● Work instruction
For the entries below, count the lines that contain the word "Alati" and reply with that number only.

Element data from apps and pages:
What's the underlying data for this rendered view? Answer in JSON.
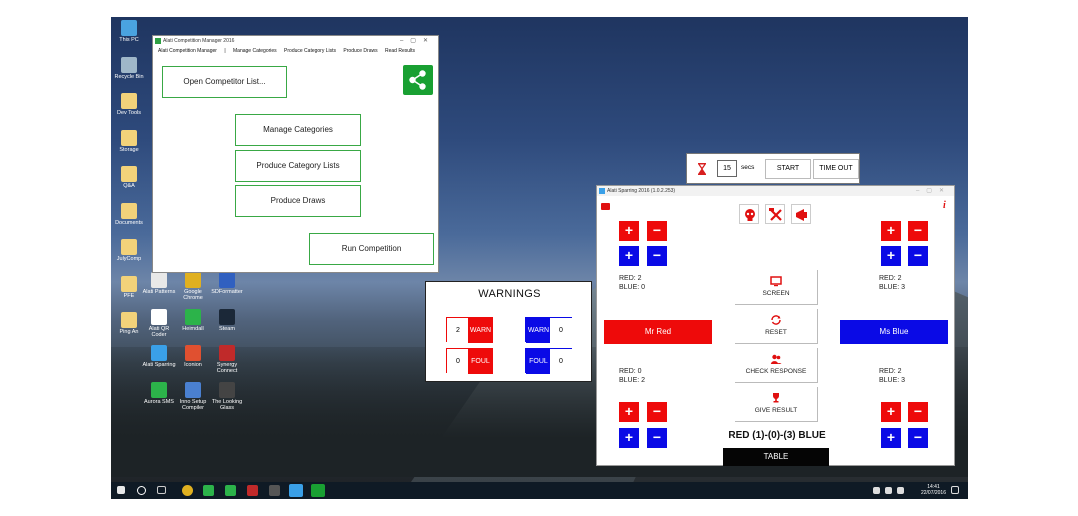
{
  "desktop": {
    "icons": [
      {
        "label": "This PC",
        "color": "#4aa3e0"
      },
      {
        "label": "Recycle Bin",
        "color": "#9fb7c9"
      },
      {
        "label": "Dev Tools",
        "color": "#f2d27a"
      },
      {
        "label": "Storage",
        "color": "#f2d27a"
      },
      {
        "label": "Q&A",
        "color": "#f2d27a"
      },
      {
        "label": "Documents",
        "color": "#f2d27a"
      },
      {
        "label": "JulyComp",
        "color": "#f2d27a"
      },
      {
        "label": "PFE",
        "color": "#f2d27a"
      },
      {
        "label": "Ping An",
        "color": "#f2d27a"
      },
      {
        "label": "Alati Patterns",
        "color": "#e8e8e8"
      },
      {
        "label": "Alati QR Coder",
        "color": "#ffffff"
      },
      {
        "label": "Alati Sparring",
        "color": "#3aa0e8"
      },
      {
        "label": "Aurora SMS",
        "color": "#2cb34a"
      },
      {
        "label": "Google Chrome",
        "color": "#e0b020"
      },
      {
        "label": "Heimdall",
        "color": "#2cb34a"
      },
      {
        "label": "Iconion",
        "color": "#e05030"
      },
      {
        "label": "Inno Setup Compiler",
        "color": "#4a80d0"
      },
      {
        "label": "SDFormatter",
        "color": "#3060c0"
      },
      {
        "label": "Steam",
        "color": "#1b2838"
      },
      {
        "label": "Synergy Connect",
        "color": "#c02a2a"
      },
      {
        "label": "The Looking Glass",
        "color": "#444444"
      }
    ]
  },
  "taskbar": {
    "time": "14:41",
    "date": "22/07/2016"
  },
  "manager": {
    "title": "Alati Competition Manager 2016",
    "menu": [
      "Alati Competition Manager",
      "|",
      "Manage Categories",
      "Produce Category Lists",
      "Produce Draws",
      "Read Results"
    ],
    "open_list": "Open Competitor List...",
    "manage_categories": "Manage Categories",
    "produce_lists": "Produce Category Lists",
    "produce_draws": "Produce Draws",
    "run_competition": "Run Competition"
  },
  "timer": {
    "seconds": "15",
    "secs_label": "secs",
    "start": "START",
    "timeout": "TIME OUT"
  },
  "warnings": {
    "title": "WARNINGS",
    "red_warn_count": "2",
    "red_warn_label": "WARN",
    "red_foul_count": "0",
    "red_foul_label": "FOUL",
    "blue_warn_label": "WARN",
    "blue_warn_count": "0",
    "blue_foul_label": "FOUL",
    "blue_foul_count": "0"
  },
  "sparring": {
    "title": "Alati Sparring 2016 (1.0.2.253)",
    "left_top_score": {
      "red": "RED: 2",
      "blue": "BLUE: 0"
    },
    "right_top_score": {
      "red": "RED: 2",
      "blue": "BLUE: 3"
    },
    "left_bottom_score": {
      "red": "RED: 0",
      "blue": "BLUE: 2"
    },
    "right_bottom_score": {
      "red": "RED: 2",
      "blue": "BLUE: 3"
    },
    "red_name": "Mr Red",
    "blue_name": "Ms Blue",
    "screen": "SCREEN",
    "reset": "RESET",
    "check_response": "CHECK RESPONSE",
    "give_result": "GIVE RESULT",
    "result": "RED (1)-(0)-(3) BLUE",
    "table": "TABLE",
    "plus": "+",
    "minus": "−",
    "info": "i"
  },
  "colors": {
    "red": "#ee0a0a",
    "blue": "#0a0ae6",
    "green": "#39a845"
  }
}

● Answer box
6